### Page and application data records
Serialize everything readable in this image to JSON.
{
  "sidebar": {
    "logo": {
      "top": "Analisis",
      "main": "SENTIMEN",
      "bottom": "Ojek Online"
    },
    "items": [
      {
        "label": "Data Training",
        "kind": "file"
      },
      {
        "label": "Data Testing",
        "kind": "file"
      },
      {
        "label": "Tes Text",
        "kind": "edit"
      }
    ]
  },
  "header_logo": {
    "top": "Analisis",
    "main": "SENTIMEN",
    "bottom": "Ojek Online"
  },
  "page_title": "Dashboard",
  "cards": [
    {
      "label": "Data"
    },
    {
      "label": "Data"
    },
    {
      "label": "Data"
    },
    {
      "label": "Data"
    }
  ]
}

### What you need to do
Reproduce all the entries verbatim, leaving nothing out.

### Exercise solution
Serialize everything readable in this image to JSON.
{
  "sidebar": {
    "logo": {
      "top": "Analisis",
      "main": "SENTIMEN",
      "bottom": "Ojek Online"
    },
    "items": [
      {
        "label": "Data Training",
        "kind": "file"
      },
      {
        "label": "Data Testing",
        "kind": "file"
      },
      {
        "label": "Tes Text",
        "kind": "edit"
      }
    ]
  },
  "header_logo": {
    "top": "Analisis",
    "main": "SENTIMEN",
    "bottom": "Ojek Online"
  },
  "page_title": "Dashboard",
  "cards": [
    {
      "label": "Data"
    },
    {
      "label": "Data"
    },
    {
      "label": "Data"
    },
    {
      "label": "Data"
    }
  ]
}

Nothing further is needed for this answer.